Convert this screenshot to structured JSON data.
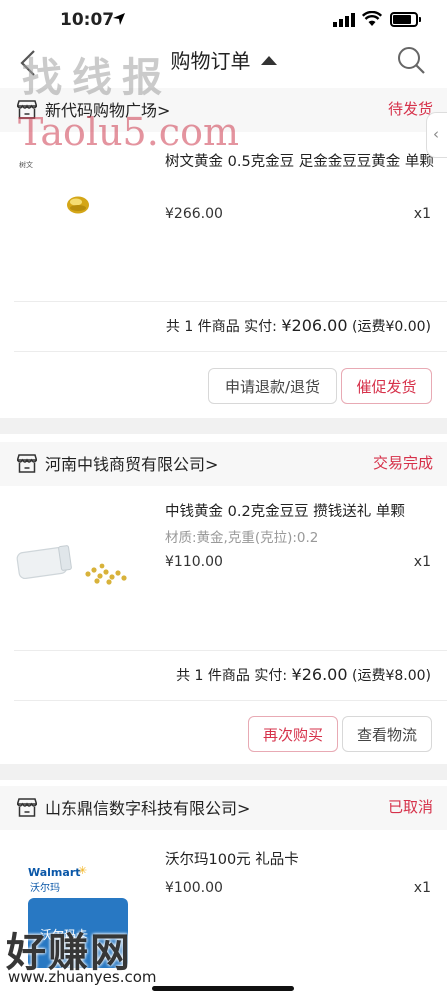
{
  "status_bar": {
    "time": "10:07"
  },
  "nav": {
    "title": "购物订单"
  },
  "orders": [
    {
      "shop": "新代码购物广场>",
      "status": "待发货",
      "product_title": "树文黄金 0.5克金豆 足金金豆豆黄金 单颗",
      "spec": "",
      "price": "¥266.00",
      "qty": "x1",
      "summary_prefix": "共 1 件商品  实付:",
      "paid": "¥206.00",
      "shipping": "(运费¥0.00)",
      "buttons": [
        "申请退款/退货",
        "催促发货"
      ]
    },
    {
      "shop": "河南中钱商贸有限公司>",
      "status": "交易完成",
      "product_title": "中钱黄金 0.2克金豆豆 攒钱送礼 单颗",
      "spec": "材质:黄金,克重(克拉):0.2",
      "price": "¥110.00",
      "qty": "x1",
      "summary_prefix": "共 1 件商品  实付:",
      "paid": "¥26.00",
      "shipping": "(运费¥8.00)",
      "buttons": [
        "再次购买",
        "查看物流"
      ]
    },
    {
      "shop": "山东鼎信数字科技有限公司>",
      "status": "已取消",
      "product_title": "沃尔玛100元 礼品卡",
      "spec": "",
      "price": "¥100.00",
      "qty": "x1",
      "thumb_brand": "Walmart",
      "thumb_brand_cn": "沃尔玛",
      "thumb_card_text": "沃尔玛卡"
    }
  ],
  "watermarks": {
    "top": "找线报",
    "sub": "Taolu5.com",
    "bottom": "好赚网",
    "url": "www.zhuanyes.com"
  },
  "colors": {
    "accent": "#d6314a",
    "page_bg": "#f1f1f1",
    "header_bg": "#f7f7f7"
  }
}
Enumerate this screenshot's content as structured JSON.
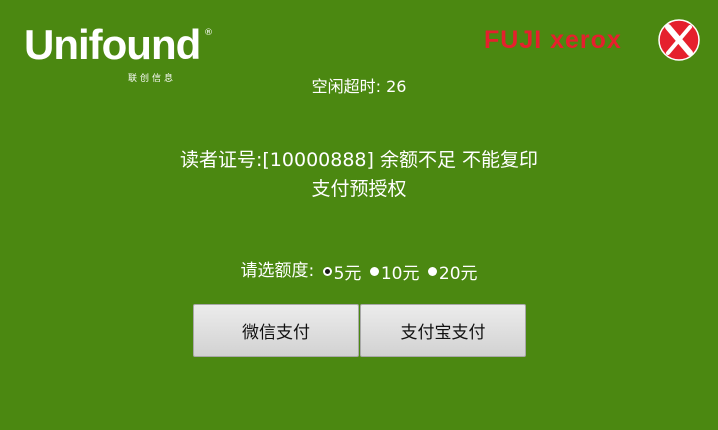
{
  "logos": {
    "left": {
      "brand": "Unifound",
      "registered": "®",
      "sub": "联创信息"
    },
    "right": {
      "brand": "FUJI xerox",
      "icon": "fuji-xerox-sphere-icon",
      "color": "#e5202d"
    }
  },
  "timeout": {
    "label": "空闲超时:",
    "value": "26"
  },
  "message": {
    "line1": "读者证号:[10000888] 余额不足 不能复印",
    "line2": "支付预授权"
  },
  "amount": {
    "label": "请选额度:",
    "options": [
      {
        "label": "5元",
        "selected": true
      },
      {
        "label": "10元",
        "selected": false
      },
      {
        "label": "20元",
        "selected": false
      }
    ]
  },
  "buttons": {
    "wechat": "微信支付",
    "alipay": "支付宝支付"
  },
  "colors": {
    "background": "#4b8811",
    "text": "#ffffff"
  }
}
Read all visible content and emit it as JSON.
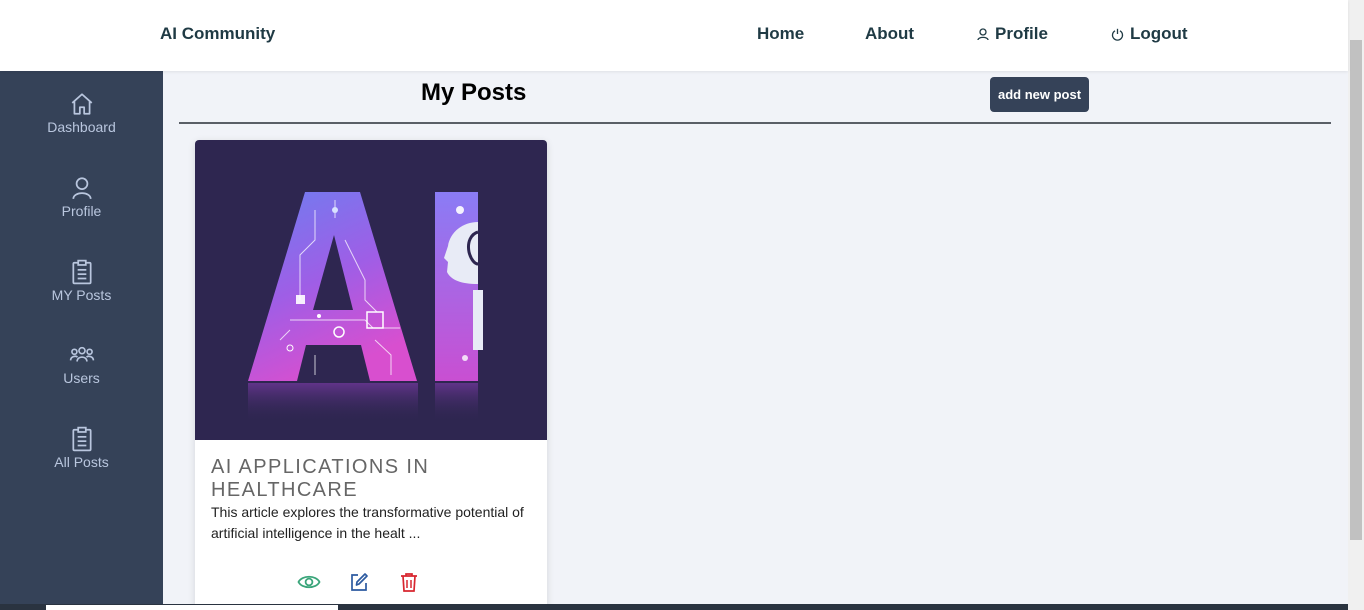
{
  "navbar": {
    "brand": "AI Community",
    "links": [
      {
        "label": "Home",
        "icon": ""
      },
      {
        "label": "About",
        "icon": ""
      },
      {
        "label": "Profile",
        "icon": "user-icon"
      },
      {
        "label": "Logout",
        "icon": "power-icon"
      }
    ]
  },
  "sidebar": {
    "items": [
      {
        "label": "Dashboard",
        "icon": "home-icon"
      },
      {
        "label": "Profile",
        "icon": "user-icon"
      },
      {
        "label": "MY Posts",
        "icon": "clipboard-icon"
      },
      {
        "label": "Users",
        "icon": "users-icon"
      },
      {
        "label": "All Posts",
        "icon": "clipboard-icon"
      }
    ]
  },
  "main": {
    "heading": "My Posts",
    "add_button": "add new post",
    "posts": [
      {
        "image_text": "AI",
        "title": "AI APPLICATIONS IN HEALTHCARE",
        "excerpt": "This article explores the transformative potential of artificial intelligence in the healt ...",
        "actions": [
          "view-icon",
          "edit-icon",
          "delete-icon"
        ]
      }
    ]
  },
  "colors": {
    "sidebar_bg": "#354258",
    "sidebar_text": "#b9c6de",
    "nav_text": "#1f3a44",
    "view": "#3aa57a",
    "edit": "#2c5aa0",
    "delete": "#d8262f"
  }
}
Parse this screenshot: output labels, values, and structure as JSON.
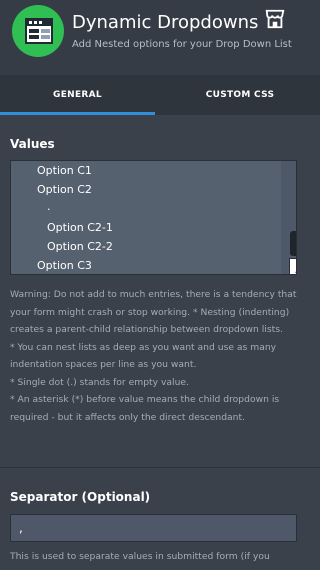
{
  "header": {
    "title": "Dynamic Dropdowns",
    "subtitle": "Add Nested options for your Drop Down List",
    "app_icon": "dynamic-dropdowns-app-icon",
    "store_icon": "store-icon"
  },
  "tabs": [
    {
      "label": "GENERAL",
      "active": true
    },
    {
      "label": "CUSTOM CSS",
      "active": false
    }
  ],
  "values": {
    "label": "Values",
    "lines": [
      "Option C1",
      "Option C2",
      ".",
      "Option C2-1",
      "Option C2-2",
      "Option C3"
    ]
  },
  "values_help": {
    "p1": "Warning: Do not add to much entries, there is a tendency that your form might crash or stop working. * Nesting (indenting) creates a parent-child relationship between dropdown lists.",
    "p2": "* You can nest lists as deep as you want and use as many indentation spaces per line as you want.",
    "p3": "* Single dot (.) stands for empty value.",
    "p4": "* An asterisk (*) before value means the child dropdown is required - but it affects only the direct descendant."
  },
  "separator": {
    "label": "Separator (Optional)",
    "value": ",",
    "help": "This is used to separate values in submitted form (if you"
  },
  "colors": {
    "accent": "#2f8fdb",
    "icon_green": "#2fbf52",
    "background": "#3a414b"
  }
}
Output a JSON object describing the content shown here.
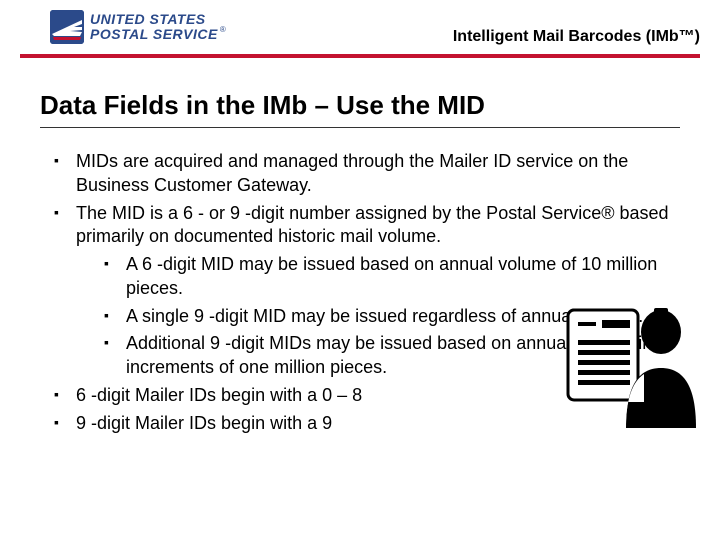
{
  "brand": {
    "line1": "UNITED STATES",
    "line2": "POSTAL SERVICE",
    "registered": "®"
  },
  "header_title": "Intelligent Mail Barcodes (IMb™)",
  "slide_title": "Data Fields in the IMb – Use the MID",
  "bullets": {
    "b1": "MIDs are acquired and managed through the Mailer ID service on the Business Customer Gateway.",
    "b2": "The MID is a 6 - or 9 -digit number assigned by the Postal Service® based primarily on documented historic mail volume.",
    "b2_sub": {
      "s1": "A 6 -digit MID may be issued based on annual volume of 10 million pieces.",
      "s2": "A single 9 -digit MID may be issued regardless of annual volume.",
      "s3": "Additional 9 -digit MIDs may be issued based on annual volume in increments of one million pieces."
    },
    "b3": "6 -digit Mailer IDs begin with a 0 – 8",
    "b4": "9 -digit Mailer IDs begin with a 9"
  }
}
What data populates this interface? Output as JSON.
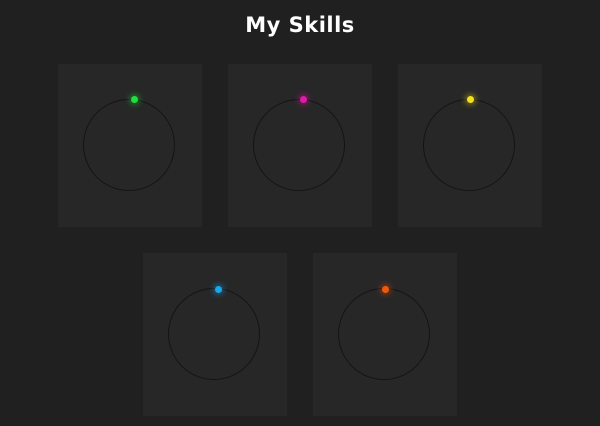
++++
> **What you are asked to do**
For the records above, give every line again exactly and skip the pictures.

> **Reply to the exercise**
Convert this screenshot to structured JSON data.
{
  "status_bar": {
    "time": "10:07"
  },
  "nav": {
    "title": "购物订单"
  },
  "orders": [
    {
      "shop": "新代码购物广场>",
      "status": "待发货",
      "product_title": "树文黄金 0.5克金豆 足金金豆豆黄金 单颗",
      "spec": "",
      "price": "¥266.00",
      "qty": "x1",
      "summary_prefix": "共 1 件商品  实付:",
      "paid": "¥206.00",
      "shipping": "(运费¥0.00)",
      "buttons": [
        "申请退款/退货",
        "催促发货"
      ]
    },
    {
      "shop": "河南中钱商贸有限公司>",
      "status": "交易完成",
      "product_title": "中钱黄金 0.2克金豆豆 攒钱送礼 单颗",
      "spec": "材质:黄金,克重(克拉):0.2",
      "price": "¥110.00",
      "qty": "x1",
      "summary_prefix": "共 1 件商品  实付:",
      "paid": "¥26.00",
      "shipping": "(运费¥8.00)",
      "buttons": [
        "再次购买",
        "查看物流"
      ]
    },
    {
      "shop": "山东鼎信数字科技有限公司>",
      "status": "已取消",
      "product_title": "沃尔玛100元 礼品卡",
      "spec": "",
      "price": "¥100.00",
      "qty": "x1",
      "thumb_brand": "Walmart",
      "thumb_brand_cn": "沃尔玛",
      "thumb_card_text": "沃尔玛卡"
    }
  ],
  "watermarks": {
    "top": "找线报",
    "sub": "Taolu5.com",
    "bottom": "好赚网",
    "url": "www.zhuanyes.com"
  },
  "colors": {
    "accent": "#d6314a",
    "page_bg": "#f1f1f1",
    "header_bg": "#f7f7f7"
  }
}
Enumerate this screenshot's content as structured JSON.
{
  "logos": {
    "left": {
      "brand": "Unifound",
      "registered": "®",
      "sub": "联创信息"
    },
    "right": {
      "brand": "FUJI xerox",
      "icon": "fuji-xerox-sphere-icon",
      "color": "#e5202d"
    }
  },
  "timeout": {
    "label": "空闲超时:",
    "value": "26"
  },
  "message": {
    "line1": "读者证号:[10000888] 余额不足 不能复印",
    "line2": "支付预授权"
  },
  "amount": {
    "label": "请选额度:",
    "options": [
      {
        "label": "5元",
        "selected": true
      },
      {
        "label": "10元",
        "selected": false
      },
      {
        "label": "20元",
        "selected": false
      }
    ]
  },
  "buttons": {
    "wechat": "微信支付",
    "alipay": "支付宝支付"
  },
  "colors": {
    "background": "#4b8811",
    "text": "#ffffff"
  }
}
Read all visible content and emit it as JSON.
{
  "navbar": {
    "brand": "AI Community",
    "links": [
      {
        "label": "Home",
        "icon": ""
      },
      {
        "label": "About",
        "icon": ""
      },
      {
        "label": "Profile",
        "icon": "user-icon"
      },
      {
        "label": "Logout",
        "icon": "power-icon"
      }
    ]
  },
  "sidebar": {
    "items": [
      {
        "label": "Dashboard",
        "icon": "home-icon"
      },
      {
        "label": "Profile",
        "icon": "user-icon"
      },
      {
        "label": "MY Posts",
        "icon": "clipboard-icon"
      },
      {
        "label": "Users",
        "icon": "users-icon"
      },
      {
        "label": "All Posts",
        "icon": "clipboard-icon"
      }
    ]
  },
  "main": {
    "heading": "My Posts",
    "add_button": "add new post",
    "posts": [
      {
        "image_text": "AI",
        "title": "AI APPLICATIONS IN HEALTHCARE",
        "excerpt": "This article explores the transformative potential of artificial intelligence in the healt ...",
        "actions": [
          "view-icon",
          "edit-icon",
          "delete-icon"
        ]
      }
    ]
  },
  "colors": {
    "sidebar_bg": "#354258",
    "sidebar_text": "#b9c6de",
    "nav_text": "#1f3a44",
    "view": "#3aa57a",
    "edit": "#2c5aa0",
    "delete": "#d8262f"
  }
}
Parse this screenshot: output labels, values, and structure as JSON.
{
  "header": {
    "title": "Dynamic Dropdowns",
    "subtitle": "Add Nested options for your Drop Down List",
    "app_icon": "dynamic-dropdowns-app-icon",
    "store_icon": "store-icon"
  },
  "tabs": [
    {
      "label": "GENERAL",
      "active": true
    },
    {
      "label": "CUSTOM CSS",
      "active": false
    }
  ],
  "values": {
    "label": "Values",
    "lines": [
      "Option C1",
      "Option C2",
      ".",
      "Option C2-1",
      "Option C2-2",
      "Option C3"
    ]
  },
  "values_help": {
    "p1": "Warning: Do not add to much entries, there is a tendency that your form might crash or stop working. * Nesting (indenting) creates a parent-child relationship between dropdown lists.",
    "p2": "* You can nest lists as deep as you want and use as many indentation spaces per line as you want.",
    "p3": "* Single dot (.) stands for empty value.",
    "p4": "* An asterisk (*) before value means the child dropdown is required - but it affects only the direct descendant."
  },
  "separator": {
    "label": "Separator (Optional)",
    "value": ",",
    "help": "This is used to separate values in submitted form (if you"
  },
  "colors": {
    "accent": "#2f8fdb",
    "icon_green": "#2fbf52",
    "background": "#3a414b"
  }
}
Output a JSON object describing the content shown here.
{
  "brand": {
    "line1": "UNITED STATES",
    "line2": "POSTAL SERVICE",
    "registered": "®"
  },
  "header_title": "Intelligent Mail Barcodes (IMb™)",
  "slide_title": "Data Fields in the IMb – Use the MID",
  "bullets": {
    "b1": "MIDs are acquired and managed through the Mailer ID service on the Business Customer Gateway.",
    "b2": "The MID is a 6 - or 9 -digit number assigned by the Postal Service® based primarily on documented historic mail volume.",
    "b2_sub": {
      "s1": "A 6 -digit MID may be issued based on annual volume of 10 million pieces.",
      "s2": "A single 9 -digit MID may be issued regardless of annual volume.",
      "s3": "Additional 9 -digit MIDs may be issued based on annual volume in increments of one million pieces."
    },
    "b3": "6 -digit Mailer IDs begin with a 0 – 8",
    "b4": "9 -digit Mailer IDs begin with a 9"
  }
}
What data populates this interface? Output as JSON.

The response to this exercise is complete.